_Given records_
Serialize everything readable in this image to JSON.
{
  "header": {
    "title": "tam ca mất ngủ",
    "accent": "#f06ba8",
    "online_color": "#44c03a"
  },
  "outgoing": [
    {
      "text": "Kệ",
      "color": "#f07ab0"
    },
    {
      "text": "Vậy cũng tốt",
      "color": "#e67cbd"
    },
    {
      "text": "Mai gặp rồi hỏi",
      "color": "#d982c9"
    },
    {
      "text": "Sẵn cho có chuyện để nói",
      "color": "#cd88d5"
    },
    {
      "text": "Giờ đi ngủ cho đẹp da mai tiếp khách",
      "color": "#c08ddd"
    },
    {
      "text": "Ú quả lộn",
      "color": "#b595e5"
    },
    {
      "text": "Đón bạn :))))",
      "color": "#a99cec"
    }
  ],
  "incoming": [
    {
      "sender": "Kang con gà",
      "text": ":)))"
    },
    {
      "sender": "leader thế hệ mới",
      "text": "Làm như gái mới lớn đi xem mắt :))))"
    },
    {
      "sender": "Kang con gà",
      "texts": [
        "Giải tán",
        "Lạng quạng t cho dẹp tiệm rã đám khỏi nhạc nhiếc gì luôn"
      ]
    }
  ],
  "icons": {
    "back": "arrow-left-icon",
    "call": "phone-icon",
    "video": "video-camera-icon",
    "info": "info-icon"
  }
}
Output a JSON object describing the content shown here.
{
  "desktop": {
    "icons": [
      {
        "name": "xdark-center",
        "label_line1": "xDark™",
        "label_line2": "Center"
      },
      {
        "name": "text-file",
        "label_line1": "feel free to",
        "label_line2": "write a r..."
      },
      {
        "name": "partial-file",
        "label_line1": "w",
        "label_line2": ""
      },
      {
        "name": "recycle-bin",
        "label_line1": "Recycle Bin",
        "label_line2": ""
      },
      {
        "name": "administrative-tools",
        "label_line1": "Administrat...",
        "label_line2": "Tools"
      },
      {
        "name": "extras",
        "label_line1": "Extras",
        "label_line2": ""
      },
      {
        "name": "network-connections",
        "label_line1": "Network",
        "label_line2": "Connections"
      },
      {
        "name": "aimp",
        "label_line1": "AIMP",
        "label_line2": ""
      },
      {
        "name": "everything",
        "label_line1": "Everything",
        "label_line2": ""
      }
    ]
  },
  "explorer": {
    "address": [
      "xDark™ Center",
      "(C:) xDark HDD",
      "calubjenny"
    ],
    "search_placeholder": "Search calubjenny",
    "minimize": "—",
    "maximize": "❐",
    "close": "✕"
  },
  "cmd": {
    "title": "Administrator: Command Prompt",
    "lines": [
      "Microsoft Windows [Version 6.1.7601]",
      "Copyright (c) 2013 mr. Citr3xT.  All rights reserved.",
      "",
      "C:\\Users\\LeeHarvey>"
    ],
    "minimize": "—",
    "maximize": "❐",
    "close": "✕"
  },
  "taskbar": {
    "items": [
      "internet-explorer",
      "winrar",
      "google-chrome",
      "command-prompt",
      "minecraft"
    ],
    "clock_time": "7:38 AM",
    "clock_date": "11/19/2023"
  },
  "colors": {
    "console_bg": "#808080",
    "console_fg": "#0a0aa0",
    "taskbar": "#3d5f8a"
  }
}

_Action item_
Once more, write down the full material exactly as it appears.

_Response for this exercise_
Serialize everything readable in this image to JSON.
{
  "header": {
    "title": "tam ca mất ngủ",
    "accent": "#f06ba8",
    "online_color": "#44c03a"
  },
  "outgoing": [
    {
      "text": "Kệ",
      "color": "#f07ab0"
    },
    {
      "text": "Vậy cũng tốt",
      "color": "#e67cbd"
    },
    {
      "text": "Mai gặp rồi hỏi",
      "color": "#d982c9"
    },
    {
      "text": "Sẵn cho có chuyện để nói",
      "color": "#cd88d5"
    },
    {
      "text": "Giờ đi ngủ cho đẹp da mai tiếp khách",
      "color": "#c08ddd"
    },
    {
      "text": "Ú quả lộn",
      "color": "#b595e5"
    },
    {
      "text": "Đón bạn :))))",
      "color": "#a99cec"
    }
  ],
  "incoming": [
    {
      "sender": "Kang con gà",
      "text": ":)))"
    },
    {
      "sender": "leader thế hệ mới",
      "text": "Làm như gái mới lớn đi xem mắt :))))"
    },
    {
      "sender": "Kang con gà",
      "texts": [
        "Giải tán",
        "Lạng quạng t cho dẹp tiệm rã đám khỏi nhạc nhiếc gì luôn"
      ]
    }
  ],
  "icons": {
    "back": "arrow-left-icon",
    "call": "phone-icon",
    "video": "video-camera-icon",
    "info": "info-icon"
  }
}
Output a JSON object describing the content shown here.
{
  "desktop": {
    "icons": [
      {
        "name": "xdark-center",
        "label_line1": "xDark™",
        "label_line2": "Center"
      },
      {
        "name": "text-file",
        "label_line1": "feel free to",
        "label_line2": "write a r..."
      },
      {
        "name": "partial-file",
        "label_line1": "w",
        "label_line2": ""
      },
      {
        "name": "recycle-bin",
        "label_line1": "Recycle Bin",
        "label_line2": ""
      },
      {
        "name": "administrative-tools",
        "label_line1": "Administrat...",
        "label_line2": "Tools"
      },
      {
        "name": "extras",
        "label_line1": "Extras",
        "label_line2": ""
      },
      {
        "name": "network-connections",
        "label_line1": "Network",
        "label_line2": "Connections"
      },
      {
        "name": "aimp",
        "label_line1": "AIMP",
        "label_line2": ""
      },
      {
        "name": "everything",
        "label_line1": "Everything",
        "label_line2": ""
      }
    ]
  },
  "explorer": {
    "address": [
      "xDark™ Center",
      "(C:) xDark HDD",
      "calubjenny"
    ],
    "search_placeholder": "Search calubjenny",
    "minimize": "—",
    "maximize": "❐",
    "close": "✕"
  },
  "cmd": {
    "title": "Administrator: Command Prompt",
    "lines": [
      "Microsoft Windows [Version 6.1.7601]",
      "Copyright (c) 2013 mr. Citr3xT.  All rights reserved.",
      "",
      "C:\\Users\\LeeHarvey>"
    ],
    "minimize": "—",
    "maximize": "❐",
    "close": "✕"
  },
  "taskbar": {
    "items": [
      "internet-explorer",
      "winrar",
      "google-chrome",
      "command-prompt",
      "minecraft"
    ],
    "clock_time": "7:38 AM",
    "clock_date": "11/19/2023"
  },
  "colors": {
    "console_bg": "#808080",
    "console_fg": "#0a0aa0",
    "taskbar": "#3d5f8a"
  }
}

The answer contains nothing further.